“Four things have stuck with me from Berkeley,” says Rea, who returned to Queen’s University’s new business administration department in 1967 to lecture and earn a master’s in corporate finance and PhD in organizational behavior and human resource management.
“One, the surviving organization is the exception, not the rule. Two, management is an adaptive process. Three, authority comes primarily from below; what’s critical is that people consent to your organizational position. Four, think future; leaders continually have to think, ‘where are we taking this organization?’”
In 1985, these insights poised Rea, by now heading University of Ulster’s business studies department, to begin taking public-sector posts in health, education, and local government. By 1996, Rea was chair of the Northern Ireland Labour Relations Agency.
“You have to note the politics then: We were in the Troubles, with more than 3,000 people killed, families bereaved, countless thousands injured, major incidents. Two processes—a non-contentious political process and a very contentious peace process—were underway,” he says.
The peace process created the Independent Commission on Policing for Northern Ireland, which issued 175 recommendations on everything from 50-50 recruitment for Catholics and Protestants to the formation of the independent Northern Ireland Policing Board to oversee the police force. Rea applied to become the board’s first chairman.
“I felt that everything I had done before had led to this role,” he says. The position appealed not only to his strong values of fairness and equity from his Methodist upbringing, but also to his interest in organizational behavior and leading public bodies.

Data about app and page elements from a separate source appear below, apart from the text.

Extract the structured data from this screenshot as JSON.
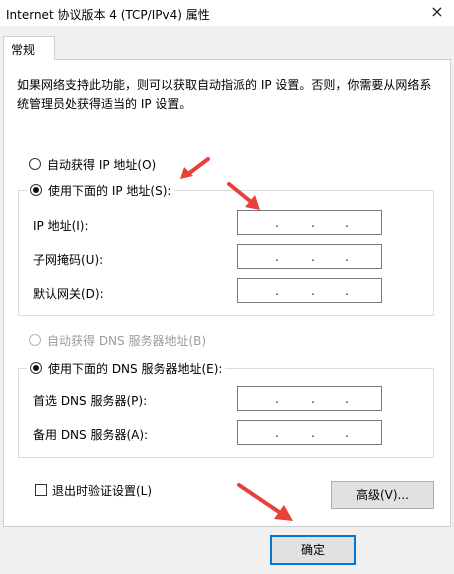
{
  "window": {
    "title": "Internet 协议版本 4 (TCP/IPv4) 属性",
    "close_glyph": "×"
  },
  "tabs": [
    {
      "label": "常规",
      "selected": true
    }
  ],
  "intro_text": "如果网络支持此功能，则可以获取自动指派的 IP 设置。否则，你需要从网络系统管理员处获得适当的 IP 设置。",
  "ip_section": {
    "auto_label": "自动获得 IP 地址(O)",
    "manual_label": "使用下面的 IP 地址(S):",
    "selected": "manual",
    "fields": [
      {
        "label": "IP 地址(I):",
        "value": ". . ."
      },
      {
        "label": "子网掩码(U):",
        "value": ". . ."
      },
      {
        "label": "默认网关(D):",
        "value": ". . ."
      }
    ]
  },
  "dns_section": {
    "auto_label": "自动获得 DNS 服务器地址(B)",
    "auto_disabled": true,
    "manual_label": "使用下面的 DNS 服务器地址(E):",
    "selected": "manual",
    "fields": [
      {
        "label": "首选 DNS 服务器(P):",
        "value": ". . ."
      },
      {
        "label": "备用 DNS 服务器(A):",
        "value": ". . ."
      }
    ]
  },
  "validate_on_exit": {
    "label": "退出时验证设置(L)",
    "checked": false
  },
  "buttons": {
    "advanced": "高级(V)...",
    "ok": "确定"
  },
  "colors": {
    "arrow": "#e8413a",
    "accent": "#0078d7",
    "disabled": "#9c9c9c"
  },
  "annotations": {
    "arrow_icon": "red-arrow-icon",
    "count": 3
  }
}
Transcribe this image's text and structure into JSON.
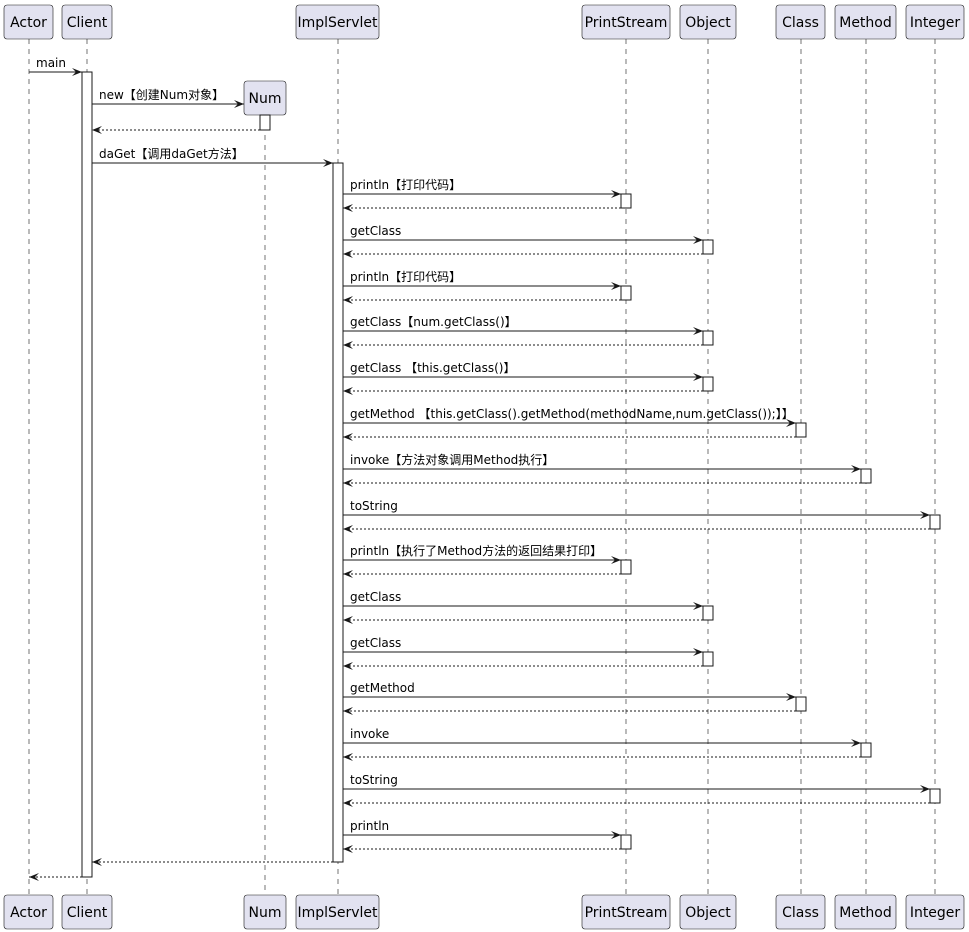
{
  "participants": [
    "Actor",
    "Client",
    "Num",
    "ImplServlet",
    "PrintStream",
    "Object",
    "Class",
    "Method",
    "Integer"
  ],
  "created_participant": "Num",
  "messages": [
    {
      "from": "Actor",
      "to": "Client",
      "label": "main"
    },
    {
      "from": "Client",
      "to": "Num",
      "label": "new【创建Num对象】",
      "create": true
    },
    {
      "from": "Client",
      "to": "ImplServlet",
      "label": "daGet【调用daGet方法】"
    },
    {
      "from": "ImplServlet",
      "to": "PrintStream",
      "label": "println【打印代码】"
    },
    {
      "from": "ImplServlet",
      "to": "Object",
      "label": "getClass"
    },
    {
      "from": "ImplServlet",
      "to": "PrintStream",
      "label": "println【打印代码】"
    },
    {
      "from": "ImplServlet",
      "to": "Object",
      "label": "getClass【num.getClass()】"
    },
    {
      "from": "ImplServlet",
      "to": "Object",
      "label": "getClass 【this.getClass()】"
    },
    {
      "from": "ImplServlet",
      "to": "Class",
      "label": "getMethod 【this.getClass().getMethod(methodName,num.getClass());】】"
    },
    {
      "from": "ImplServlet",
      "to": "Method",
      "label": "invoke【方法对象调用Method执行】"
    },
    {
      "from": "ImplServlet",
      "to": "Integer",
      "label": "toString"
    },
    {
      "from": "ImplServlet",
      "to": "PrintStream",
      "label": "println【执行了Method方法的返回结果打印】"
    },
    {
      "from": "ImplServlet",
      "to": "Object",
      "label": "getClass"
    },
    {
      "from": "ImplServlet",
      "to": "Object",
      "label": "getClass"
    },
    {
      "from": "ImplServlet",
      "to": "Class",
      "label": "getMethod"
    },
    {
      "from": "ImplServlet",
      "to": "Method",
      "label": "invoke"
    },
    {
      "from": "ImplServlet",
      "to": "Integer",
      "label": "toString"
    },
    {
      "from": "ImplServlet",
      "to": "PrintStream",
      "label": "println"
    }
  ],
  "colors": {
    "participant_fill": "#e2e2f0",
    "line": "#181818"
  }
}
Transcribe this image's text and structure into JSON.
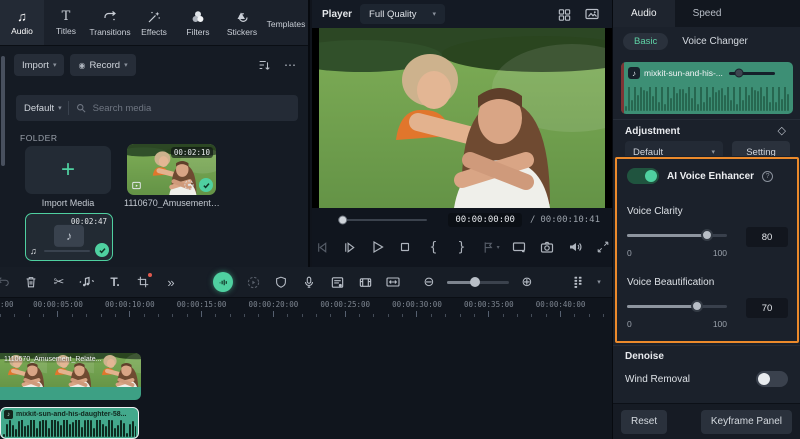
{
  "icons": {
    "chevron_down": "▾",
    "more_horizontal": "⋯",
    "more_tools": "»",
    "scissors": "✂",
    "zoom_in": "⊕",
    "zoom_out": "⊖",
    "brace_open": "{",
    "brace_close": "}",
    "music_note": "♪",
    "music_notes": "♫",
    "record_dot": "◉",
    "plus": "+",
    "text_tool": "T.",
    "diamond": "◇",
    "info": "?"
  },
  "nav": {
    "active": "Audio",
    "items": [
      {
        "label": "Audio"
      },
      {
        "label": "Titles"
      },
      {
        "label": "Transitions"
      },
      {
        "label": "Effects"
      },
      {
        "label": "Filters"
      },
      {
        "label": "Stickers"
      },
      {
        "label": "Templates"
      }
    ]
  },
  "media_panel": {
    "import_label": "Import",
    "record_label": "Record",
    "preset": "Default",
    "search_placeholder": "Search media",
    "folder_label": "FOLDER",
    "items": [
      {
        "label": "Import Media"
      },
      {
        "label": "1110670_Amusement_...",
        "duration": "00:02:10"
      },
      {
        "duration": "00:02:47"
      }
    ]
  },
  "player": {
    "label": "Player",
    "quality": "Full Quality",
    "current_time": "00:00:00:00",
    "separator": "/",
    "duration": "00:00:10:41"
  },
  "right_panel": {
    "tabs": [
      {
        "label": "Audio"
      },
      {
        "label": "Speed"
      }
    ],
    "active_tab": "Audio",
    "subtabs": [
      {
        "label": "Basic"
      },
      {
        "label": "Voice Changer"
      }
    ],
    "active_subtab": "Basic",
    "clip_name": "mixkit-sun-and-his-...",
    "adjustment": {
      "title": "Adjustment",
      "preset": "Default",
      "setting_label": "Setting"
    },
    "ai_voice_enhancer": {
      "label": "AI Voice Enhancer",
      "enabled": true,
      "sliders": [
        {
          "label": "Voice Clarity",
          "value": 80,
          "min": 0,
          "max": 100
        },
        {
          "label": "Voice Beautification",
          "value": 70,
          "min": 0,
          "max": 100
        }
      ]
    },
    "denoise_label": "Denoise",
    "wind_removal": {
      "label": "Wind Removal",
      "enabled": false
    },
    "footer": {
      "reset_label": "Reset",
      "keyframe_label": "Keyframe Panel"
    }
  },
  "timeline": {
    "ruler_start_fragment": ":00",
    "ruler_labels": [
      "00:00:05:00",
      "00:00:10:00",
      "00:00:15:00",
      "00:00:20:00",
      "00:00:25:00",
      "00:00:30:00",
      "00:00:35:00",
      "00:00:40:00"
    ],
    "video_clip": {
      "name": "1110670_Amusement_Relate..."
    },
    "audio_clip": {
      "name": "mixkit-sun-and-his-daughter-58..."
    }
  },
  "colors": {
    "accent_teal": "#4fd0a0",
    "highlight_orange": "#ec8a2b",
    "audio_clip_green": "#3d8f75",
    "panel_bg": "#1b212b"
  }
}
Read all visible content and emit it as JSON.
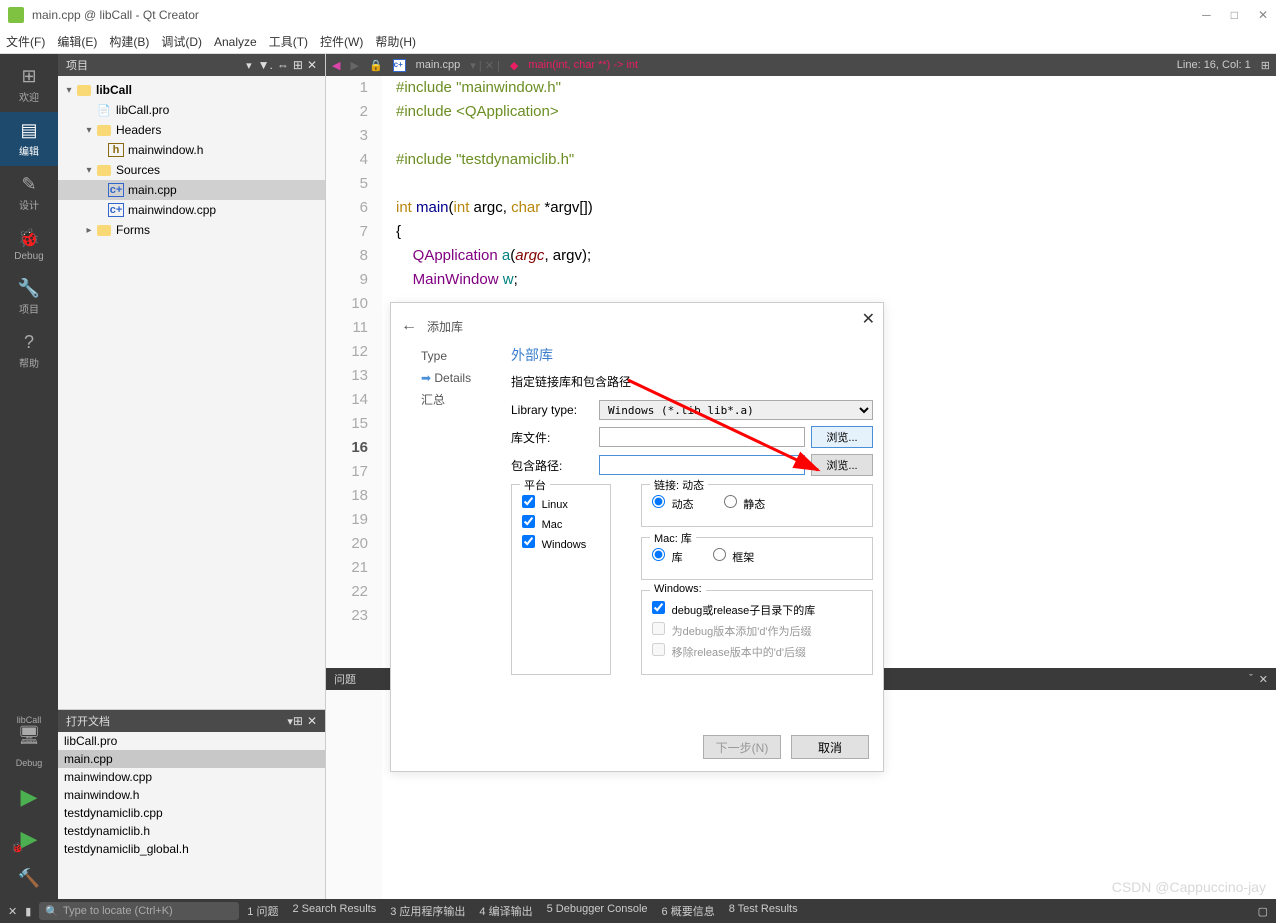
{
  "window": {
    "title": "main.cpp @ libCall - Qt Creator"
  },
  "menu": [
    "文件(F)",
    "编辑(E)",
    "构建(B)",
    "调试(D)",
    "Analyze",
    "工具(T)",
    "控件(W)",
    "帮助(H)"
  ],
  "leftbar": {
    "items": [
      "欢迎",
      "编辑",
      "设计",
      "Debug",
      "项目",
      "帮助"
    ],
    "project": "libCall",
    "kit": "Debug"
  },
  "project_panel": {
    "title": "项目",
    "root": "libCall",
    "pro": "libCall.pro",
    "headers": {
      "label": "Headers",
      "files": [
        "mainwindow.h"
      ]
    },
    "sources": {
      "label": "Sources",
      "files": [
        "main.cpp",
        "mainwindow.cpp"
      ]
    },
    "forms": "Forms"
  },
  "open_docs": {
    "title": "打开文档",
    "files": [
      "libCall.pro",
      "main.cpp",
      "mainwindow.cpp",
      "mainwindow.h",
      "testdynamiclib.cpp",
      "testdynamiclib.h",
      "testdynamiclib_global.h"
    ],
    "selected": "main.cpp"
  },
  "editor": {
    "tab_file": "main.cpp",
    "crumb_func": "main(int, char **) -> int",
    "position": "Line: 16, Col: 1",
    "lines": [
      {
        "n": 1,
        "html": "<span class='kw-green'>#include</span> <span class='kw-green'>\"mainwindow.h\"</span>"
      },
      {
        "n": 2,
        "html": "<span class='kw-green'>#include</span> <span class='kw-green'>&lt;QApplication&gt;</span>"
      },
      {
        "n": 3,
        "html": ""
      },
      {
        "n": 4,
        "html": "<span class='kw-green'>#include</span> <span class='kw-green'>\"testdynamiclib.h\"</span>"
      },
      {
        "n": 5,
        "html": ""
      },
      {
        "n": 6,
        "html": "<span class='kw-yellow'>int</span> <span class='kw-blue'>main</span>(<span class='kw-yellow'>int</span> argc, <span class='kw-yellow'>char</span> *argv[])"
      },
      {
        "n": 7,
        "html": "{"
      },
      {
        "n": 8,
        "html": "    <span class='kw-purple'>QApplication</span> <span class='kw-teal'>a</span>(<span class='kw-red'>argc</span>, argv);"
      },
      {
        "n": 9,
        "html": "    <span class='kw-purple'>MainWindow</span> <span class='kw-teal'>w</span>;"
      },
      {
        "n": 10,
        "html": ""
      },
      {
        "n": 11,
        "html": ""
      },
      {
        "n": 12,
        "html": ""
      },
      {
        "n": 13,
        "html": ""
      },
      {
        "n": 14,
        "html": ""
      },
      {
        "n": 15,
        "html": ""
      },
      {
        "n": 16,
        "html": ""
      },
      {
        "n": 17,
        "html": ""
      },
      {
        "n": 18,
        "html": ""
      },
      {
        "n": 19,
        "html": ""
      },
      {
        "n": 20,
        "html": ""
      },
      {
        "n": 21,
        "html": ""
      },
      {
        "n": 22,
        "html": ""
      },
      {
        "n": 23,
        "html": ""
      }
    ],
    "current_line": 16
  },
  "dialog": {
    "title": "添加库",
    "steps": {
      "type": "Type",
      "details": "Details",
      "summary": "汇总"
    },
    "heading": "外部库",
    "subtitle": "指定链接库和包含路径",
    "lib_type_label": "Library type:",
    "lib_type_value": "Windows (*.lib lib*.a)",
    "lib_file_label": "库文件:",
    "include_label": "包含路径:",
    "browse": "浏览...",
    "platform_label": "平台",
    "platforms": [
      "Linux",
      "Mac",
      "Windows"
    ],
    "link_label": "链接: 动态",
    "link_dynamic": "动态",
    "link_static": "静态",
    "mac_label": "Mac: 库",
    "mac_lib": "库",
    "mac_framework": "框架",
    "windows_label": "Windows:",
    "win_opt1": "debug或release子目录下的库",
    "win_opt2": "为debug版本添加'd'作为后缀",
    "win_opt3": "移除release版本中的'd'后缀",
    "next": "下一步(N)",
    "cancel": "取消"
  },
  "problems_bar": "问题",
  "statusbar": {
    "locate_placeholder": "Type to locate (Ctrl+K)",
    "tabs": [
      "1 问题",
      "2 Search Results",
      "3 应用程序输出",
      "4 编译输出",
      "5 Debugger Console",
      "6 概要信息",
      "8 Test Results"
    ]
  },
  "watermark": "CSDN @Cappuccino-jay"
}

Rea was appointed to the Policing Board for four years and elected twice, ultimately spending more than eight years ensuring the police service carried out its daily duties while gradually transforming in line with the Independent Commission’s recommendations.
Yet Rea downplays his pivotal role in the evolution of an important institution in Northern Ireland. He says his real achievement was “concentrating on the business and at the same time thinking ahead,” and adds, “Getting on with it and relating to people—that’s been the most important thing.” —Christine Fundak Rohan